## Assignment
Return every line in the entries below where the word "Visual" shows up.

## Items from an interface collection
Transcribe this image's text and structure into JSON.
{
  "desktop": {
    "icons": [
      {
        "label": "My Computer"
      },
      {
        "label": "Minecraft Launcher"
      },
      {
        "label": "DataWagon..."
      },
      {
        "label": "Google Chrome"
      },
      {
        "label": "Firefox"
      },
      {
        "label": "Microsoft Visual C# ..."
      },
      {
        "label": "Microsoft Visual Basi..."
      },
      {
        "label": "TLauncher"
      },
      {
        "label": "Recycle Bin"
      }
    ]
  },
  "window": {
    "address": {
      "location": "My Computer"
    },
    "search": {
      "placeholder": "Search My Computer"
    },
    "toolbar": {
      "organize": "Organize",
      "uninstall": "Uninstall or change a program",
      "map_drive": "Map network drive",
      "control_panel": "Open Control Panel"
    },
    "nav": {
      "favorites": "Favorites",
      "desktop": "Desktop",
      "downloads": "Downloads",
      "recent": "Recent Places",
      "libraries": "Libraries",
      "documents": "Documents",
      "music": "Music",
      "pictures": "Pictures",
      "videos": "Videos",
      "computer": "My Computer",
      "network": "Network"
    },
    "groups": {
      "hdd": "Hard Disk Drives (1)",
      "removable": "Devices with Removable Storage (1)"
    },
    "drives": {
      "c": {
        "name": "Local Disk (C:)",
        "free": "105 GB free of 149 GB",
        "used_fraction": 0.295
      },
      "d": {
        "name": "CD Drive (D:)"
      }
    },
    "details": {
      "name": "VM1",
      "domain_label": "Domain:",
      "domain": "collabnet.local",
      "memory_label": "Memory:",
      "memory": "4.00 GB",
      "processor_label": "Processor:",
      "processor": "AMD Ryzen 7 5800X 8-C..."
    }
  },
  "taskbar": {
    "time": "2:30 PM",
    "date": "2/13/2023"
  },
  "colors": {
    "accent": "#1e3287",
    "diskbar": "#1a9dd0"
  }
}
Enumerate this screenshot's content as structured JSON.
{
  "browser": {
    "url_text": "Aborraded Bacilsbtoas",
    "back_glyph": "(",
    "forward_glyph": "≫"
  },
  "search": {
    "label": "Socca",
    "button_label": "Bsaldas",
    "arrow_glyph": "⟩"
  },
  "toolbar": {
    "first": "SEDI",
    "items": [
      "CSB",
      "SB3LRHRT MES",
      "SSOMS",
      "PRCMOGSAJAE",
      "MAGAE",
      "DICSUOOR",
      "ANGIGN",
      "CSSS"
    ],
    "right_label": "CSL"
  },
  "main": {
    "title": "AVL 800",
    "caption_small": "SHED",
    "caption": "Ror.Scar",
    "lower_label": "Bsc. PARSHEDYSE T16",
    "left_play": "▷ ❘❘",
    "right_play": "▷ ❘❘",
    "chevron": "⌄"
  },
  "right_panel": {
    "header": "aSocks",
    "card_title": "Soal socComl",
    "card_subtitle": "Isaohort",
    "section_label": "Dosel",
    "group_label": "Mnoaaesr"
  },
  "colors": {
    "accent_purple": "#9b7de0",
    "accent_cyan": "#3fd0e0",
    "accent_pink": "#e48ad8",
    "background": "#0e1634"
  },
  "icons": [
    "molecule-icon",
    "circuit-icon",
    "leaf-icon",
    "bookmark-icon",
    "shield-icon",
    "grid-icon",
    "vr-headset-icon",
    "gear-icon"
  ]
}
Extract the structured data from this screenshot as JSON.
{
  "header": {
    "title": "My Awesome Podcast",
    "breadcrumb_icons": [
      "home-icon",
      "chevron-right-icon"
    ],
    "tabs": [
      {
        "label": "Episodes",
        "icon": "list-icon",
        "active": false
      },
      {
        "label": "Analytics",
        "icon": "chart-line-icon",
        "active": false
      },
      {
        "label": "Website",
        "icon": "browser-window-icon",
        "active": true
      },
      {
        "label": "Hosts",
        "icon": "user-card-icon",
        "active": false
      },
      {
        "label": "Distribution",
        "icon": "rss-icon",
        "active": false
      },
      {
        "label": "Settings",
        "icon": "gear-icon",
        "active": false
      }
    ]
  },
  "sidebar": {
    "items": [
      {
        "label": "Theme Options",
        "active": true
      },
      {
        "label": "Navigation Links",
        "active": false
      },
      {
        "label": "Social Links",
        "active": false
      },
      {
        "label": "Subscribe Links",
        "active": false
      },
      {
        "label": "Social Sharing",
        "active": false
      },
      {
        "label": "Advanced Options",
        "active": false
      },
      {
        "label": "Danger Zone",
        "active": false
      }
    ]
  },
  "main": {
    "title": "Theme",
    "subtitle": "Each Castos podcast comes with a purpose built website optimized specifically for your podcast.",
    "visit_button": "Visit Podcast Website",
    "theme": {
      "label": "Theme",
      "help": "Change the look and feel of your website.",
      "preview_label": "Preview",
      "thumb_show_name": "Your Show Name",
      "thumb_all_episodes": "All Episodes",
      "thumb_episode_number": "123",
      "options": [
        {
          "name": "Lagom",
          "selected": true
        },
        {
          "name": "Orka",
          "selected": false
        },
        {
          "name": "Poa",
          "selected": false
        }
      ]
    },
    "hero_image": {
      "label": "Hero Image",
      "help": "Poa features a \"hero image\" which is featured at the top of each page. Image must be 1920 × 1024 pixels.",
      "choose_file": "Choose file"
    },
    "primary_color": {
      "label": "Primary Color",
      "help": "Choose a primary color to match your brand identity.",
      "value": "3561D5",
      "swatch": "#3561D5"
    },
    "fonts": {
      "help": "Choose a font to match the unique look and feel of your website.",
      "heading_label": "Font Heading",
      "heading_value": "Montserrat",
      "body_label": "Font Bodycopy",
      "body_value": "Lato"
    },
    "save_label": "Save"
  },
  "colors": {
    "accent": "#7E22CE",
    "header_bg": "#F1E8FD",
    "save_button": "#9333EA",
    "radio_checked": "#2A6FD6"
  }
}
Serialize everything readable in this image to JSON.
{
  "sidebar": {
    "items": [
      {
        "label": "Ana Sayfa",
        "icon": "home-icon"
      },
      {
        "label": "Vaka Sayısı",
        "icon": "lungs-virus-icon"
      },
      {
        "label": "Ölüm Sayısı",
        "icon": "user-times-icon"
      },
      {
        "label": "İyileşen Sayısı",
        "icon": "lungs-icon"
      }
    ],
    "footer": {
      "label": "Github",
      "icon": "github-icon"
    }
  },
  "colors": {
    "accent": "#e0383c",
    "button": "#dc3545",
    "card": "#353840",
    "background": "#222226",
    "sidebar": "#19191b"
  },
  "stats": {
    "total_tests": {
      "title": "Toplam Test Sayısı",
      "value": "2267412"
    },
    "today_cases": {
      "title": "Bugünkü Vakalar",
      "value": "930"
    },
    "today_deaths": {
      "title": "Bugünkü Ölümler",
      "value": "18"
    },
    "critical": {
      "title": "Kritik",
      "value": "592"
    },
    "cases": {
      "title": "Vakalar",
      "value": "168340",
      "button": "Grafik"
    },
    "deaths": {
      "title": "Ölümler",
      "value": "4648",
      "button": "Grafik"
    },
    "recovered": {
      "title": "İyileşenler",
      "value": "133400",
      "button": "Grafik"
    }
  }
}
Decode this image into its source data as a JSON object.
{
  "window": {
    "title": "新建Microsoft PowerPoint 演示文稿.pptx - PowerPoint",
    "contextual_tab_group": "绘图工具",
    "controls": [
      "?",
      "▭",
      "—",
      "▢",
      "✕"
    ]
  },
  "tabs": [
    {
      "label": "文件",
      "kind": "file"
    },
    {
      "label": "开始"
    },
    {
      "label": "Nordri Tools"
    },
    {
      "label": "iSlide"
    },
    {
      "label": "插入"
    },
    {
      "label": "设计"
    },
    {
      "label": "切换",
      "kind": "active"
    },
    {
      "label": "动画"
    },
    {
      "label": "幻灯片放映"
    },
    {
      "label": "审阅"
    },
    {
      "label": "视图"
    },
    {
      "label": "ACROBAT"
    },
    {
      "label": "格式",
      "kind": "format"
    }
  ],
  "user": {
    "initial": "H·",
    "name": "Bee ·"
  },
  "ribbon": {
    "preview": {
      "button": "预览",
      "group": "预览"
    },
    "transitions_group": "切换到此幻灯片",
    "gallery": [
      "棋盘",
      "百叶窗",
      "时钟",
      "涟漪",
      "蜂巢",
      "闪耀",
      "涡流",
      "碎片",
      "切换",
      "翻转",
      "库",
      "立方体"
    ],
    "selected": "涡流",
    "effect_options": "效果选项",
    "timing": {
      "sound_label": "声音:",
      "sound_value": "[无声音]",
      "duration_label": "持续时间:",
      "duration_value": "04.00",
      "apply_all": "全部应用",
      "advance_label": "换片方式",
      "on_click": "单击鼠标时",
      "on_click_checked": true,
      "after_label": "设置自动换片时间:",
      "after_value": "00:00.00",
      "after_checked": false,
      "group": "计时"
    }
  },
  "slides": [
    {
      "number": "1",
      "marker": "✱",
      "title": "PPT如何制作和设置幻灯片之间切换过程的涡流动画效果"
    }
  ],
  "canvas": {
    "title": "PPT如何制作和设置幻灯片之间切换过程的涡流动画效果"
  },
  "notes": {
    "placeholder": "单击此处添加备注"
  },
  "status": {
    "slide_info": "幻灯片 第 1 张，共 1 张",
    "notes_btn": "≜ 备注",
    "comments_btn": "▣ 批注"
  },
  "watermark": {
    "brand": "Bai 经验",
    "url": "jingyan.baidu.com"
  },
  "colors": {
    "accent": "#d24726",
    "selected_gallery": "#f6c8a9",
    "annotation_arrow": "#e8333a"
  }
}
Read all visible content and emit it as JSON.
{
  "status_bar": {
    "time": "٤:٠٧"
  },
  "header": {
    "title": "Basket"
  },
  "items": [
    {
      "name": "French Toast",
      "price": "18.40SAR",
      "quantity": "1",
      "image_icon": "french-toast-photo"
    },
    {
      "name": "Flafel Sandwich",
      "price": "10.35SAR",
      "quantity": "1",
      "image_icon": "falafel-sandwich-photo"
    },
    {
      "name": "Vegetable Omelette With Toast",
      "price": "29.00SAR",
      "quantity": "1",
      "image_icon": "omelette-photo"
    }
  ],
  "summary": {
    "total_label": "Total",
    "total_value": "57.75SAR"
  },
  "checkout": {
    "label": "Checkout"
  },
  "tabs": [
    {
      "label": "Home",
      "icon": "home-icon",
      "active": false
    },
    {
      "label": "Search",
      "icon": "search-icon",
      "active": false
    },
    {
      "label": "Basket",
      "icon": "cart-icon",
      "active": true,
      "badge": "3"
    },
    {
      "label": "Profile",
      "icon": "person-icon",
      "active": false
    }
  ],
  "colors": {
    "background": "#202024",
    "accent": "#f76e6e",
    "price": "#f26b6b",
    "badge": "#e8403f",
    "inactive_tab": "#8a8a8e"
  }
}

## Output of the exercise
        "label": "Microsoft Visual C# ..."
        "label": "Microsoft Visual Basi..."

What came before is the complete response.